* _WHAT NEEDS TO BE DONE_
Would you repeat every line of the data exactly?

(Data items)
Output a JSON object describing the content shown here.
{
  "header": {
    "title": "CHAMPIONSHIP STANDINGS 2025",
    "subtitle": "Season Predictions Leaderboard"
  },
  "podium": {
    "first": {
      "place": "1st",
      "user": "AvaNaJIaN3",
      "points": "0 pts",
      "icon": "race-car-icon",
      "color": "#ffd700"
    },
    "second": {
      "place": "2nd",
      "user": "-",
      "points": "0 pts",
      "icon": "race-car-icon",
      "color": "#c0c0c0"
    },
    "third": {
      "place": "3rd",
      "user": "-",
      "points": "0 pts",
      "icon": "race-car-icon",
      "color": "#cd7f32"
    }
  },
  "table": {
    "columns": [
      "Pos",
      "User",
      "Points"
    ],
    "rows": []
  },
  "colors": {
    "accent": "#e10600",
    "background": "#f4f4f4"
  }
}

* _TASK OUTPUT_
Output a JSON object describing the content shown here.
{
  "header": {
    "title": "CHAMPIONSHIP STANDINGS 2025",
    "subtitle": "Season Predictions Leaderboard"
  },
  "podium": {
    "first": {
      "place": "1st",
      "user": "AvaNaJIaN3",
      "points": "0 pts",
      "icon": "race-car-icon",
      "color": "#ffd700"
    },
    "second": {
      "place": "2nd",
      "user": "-",
      "points": "0 pts",
      "icon": "race-car-icon",
      "color": "#c0c0c0"
    },
    "third": {
      "place": "3rd",
      "user": "-",
      "points": "0 pts",
      "icon": "race-car-icon",
      "color": "#cd7f32"
    }
  },
  "table": {
    "columns": [
      "Pos",
      "User",
      "Points"
    ],
    "rows": []
  },
  "colors": {
    "accent": "#e10600",
    "background": "#f4f4f4"
  }
}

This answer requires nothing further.